The personal impact of an arson spree in the city became abundantly clear Monday night.
A jittery collection of neighbors in Newberry packed the West End Christian Community Center to get answers from Mayor Gabriel J. Campana.
They also asked leadership of the police and fire departments about the status of the investigation now including 11 arsons within a six- to seven-block radius since April 4.
Williamsport Bureau of Police Agent Trent Peacock shows off a suspicious object that was found by a resident in his yard. He is urging residents to call police if they see or find anything suspicious.
They came to what Campana convened as a town hall meeting and were invited to air their concerns. They were given tips and suggestions how to make it more difficult for the crimes to be perpetrated.
"I'm frightened," said Kathy Dochter, of Poplar Street, who held nothing back. Another woman next to her claimed she sat up all hours of the night and is losing sleep.
Former city police chief Curley Jett said he believes the arsonist must be caught before further injury or something worse happens. "If we don't stop this person, somebody's going to die.
"There's no hard and fast way," Jett said. ... "He could be sitting here right now."
Police Agent Trent Peacock, lead fire and arson investigator, was joined by Police Chief Gregory A. Foresman, Bureau of Fire Chief C. Dean Heinbach and Codes Administrator Joseph Gerardi.
"Call 911 right away," Peacock said, imploring the community not to delay, especially if they see suspicious activity. "Don't wait if you see someone suspicious or hear a dog barking at 2 in the morning until the next day to tell us."
Peacock and the others asked resident to please eliminate any potential sources of arson and to keep their lights on, or buy motion sensors.
"We need eyes, good witnesses," Peacock said. "If you see something suspicious, call 911. It might be nothing or it might be the bad guy."
Peacock called on watching for "anything out of place," and then held up a recently discovered wooden tongue depressor that had scorch marks on it. "It could be nothing more than kids playing with fire."
Police are using visible and non-visible means to capture the arsonist, Foresman said.
Campana encouraged use of as many lights as possible. "Flood this city with lights," Campana said.
He also indicated he will ask the federal government for additional grant sources to buy more surveillance cameras and said he wants to put them on the streets.
Gerardi has encouraged people to buy motion detectors for lights and set timers for devices inside the houses. "These devices cost a few dollars," he said, "but they might pay off."
Heinbach said properties need to be clear of debris or flammable materials.

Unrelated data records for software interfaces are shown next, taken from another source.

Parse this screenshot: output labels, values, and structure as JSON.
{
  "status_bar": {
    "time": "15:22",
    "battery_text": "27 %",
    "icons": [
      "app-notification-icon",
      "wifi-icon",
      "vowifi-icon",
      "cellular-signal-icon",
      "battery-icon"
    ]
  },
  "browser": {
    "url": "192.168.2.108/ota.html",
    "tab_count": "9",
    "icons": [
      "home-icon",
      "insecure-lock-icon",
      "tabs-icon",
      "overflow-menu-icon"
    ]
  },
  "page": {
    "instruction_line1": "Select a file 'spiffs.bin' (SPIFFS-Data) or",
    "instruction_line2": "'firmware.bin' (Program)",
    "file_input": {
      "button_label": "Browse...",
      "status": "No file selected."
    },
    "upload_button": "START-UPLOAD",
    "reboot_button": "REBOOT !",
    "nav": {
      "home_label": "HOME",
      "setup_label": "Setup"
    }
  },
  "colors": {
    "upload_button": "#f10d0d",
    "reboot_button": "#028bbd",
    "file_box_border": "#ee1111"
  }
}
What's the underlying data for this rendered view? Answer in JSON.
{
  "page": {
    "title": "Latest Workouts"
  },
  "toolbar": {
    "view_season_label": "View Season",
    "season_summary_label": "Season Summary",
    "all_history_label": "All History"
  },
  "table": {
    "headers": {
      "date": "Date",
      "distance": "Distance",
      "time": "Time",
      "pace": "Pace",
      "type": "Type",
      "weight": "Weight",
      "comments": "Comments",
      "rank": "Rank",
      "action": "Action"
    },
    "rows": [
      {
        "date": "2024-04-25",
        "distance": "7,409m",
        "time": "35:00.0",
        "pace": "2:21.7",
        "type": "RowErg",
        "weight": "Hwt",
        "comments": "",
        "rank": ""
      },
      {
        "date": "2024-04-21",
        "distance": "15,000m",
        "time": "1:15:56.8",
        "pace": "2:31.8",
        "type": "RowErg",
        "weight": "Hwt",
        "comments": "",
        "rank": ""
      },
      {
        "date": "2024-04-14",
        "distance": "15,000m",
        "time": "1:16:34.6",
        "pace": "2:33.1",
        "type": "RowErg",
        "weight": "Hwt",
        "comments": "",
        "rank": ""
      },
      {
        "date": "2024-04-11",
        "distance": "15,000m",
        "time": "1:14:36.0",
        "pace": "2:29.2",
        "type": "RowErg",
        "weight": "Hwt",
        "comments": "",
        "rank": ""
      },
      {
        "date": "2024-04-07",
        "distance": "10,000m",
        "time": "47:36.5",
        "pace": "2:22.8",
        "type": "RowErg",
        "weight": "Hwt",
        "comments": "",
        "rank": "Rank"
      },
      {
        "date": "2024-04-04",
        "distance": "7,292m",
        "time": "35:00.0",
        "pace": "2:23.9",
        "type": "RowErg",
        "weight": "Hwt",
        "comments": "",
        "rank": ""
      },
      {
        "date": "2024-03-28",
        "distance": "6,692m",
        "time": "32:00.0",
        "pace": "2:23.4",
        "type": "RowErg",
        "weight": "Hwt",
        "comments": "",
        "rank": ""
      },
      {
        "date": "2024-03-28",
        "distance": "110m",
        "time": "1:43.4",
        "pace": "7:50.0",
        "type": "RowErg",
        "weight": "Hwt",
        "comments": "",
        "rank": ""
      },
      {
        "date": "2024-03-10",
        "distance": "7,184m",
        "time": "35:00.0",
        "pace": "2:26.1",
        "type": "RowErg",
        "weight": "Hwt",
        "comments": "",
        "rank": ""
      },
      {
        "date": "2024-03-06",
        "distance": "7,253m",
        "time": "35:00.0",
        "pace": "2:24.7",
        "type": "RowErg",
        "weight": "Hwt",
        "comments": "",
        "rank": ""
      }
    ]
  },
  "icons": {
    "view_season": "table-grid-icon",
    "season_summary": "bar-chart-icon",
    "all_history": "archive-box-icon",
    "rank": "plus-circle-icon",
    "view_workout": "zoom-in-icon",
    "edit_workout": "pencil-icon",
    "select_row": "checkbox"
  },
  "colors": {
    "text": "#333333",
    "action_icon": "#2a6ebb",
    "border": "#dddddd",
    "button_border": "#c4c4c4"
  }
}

Gerardi took down addresses of some properties that residents report are not keeping up with that request.
A reward fund is being established by the Williamsport/Lycoming County Crime Commission, according to President Ron James and Vice President Rick Wyatt.
They said they are collecting reward money and will give $100 to anyone who provides information that leads to the capture and conviction of the arsonist.
"The reward fund is growing," Wyatt said. The commission telephone number is 326-9088. The city also has an arson hotline at 327-7575.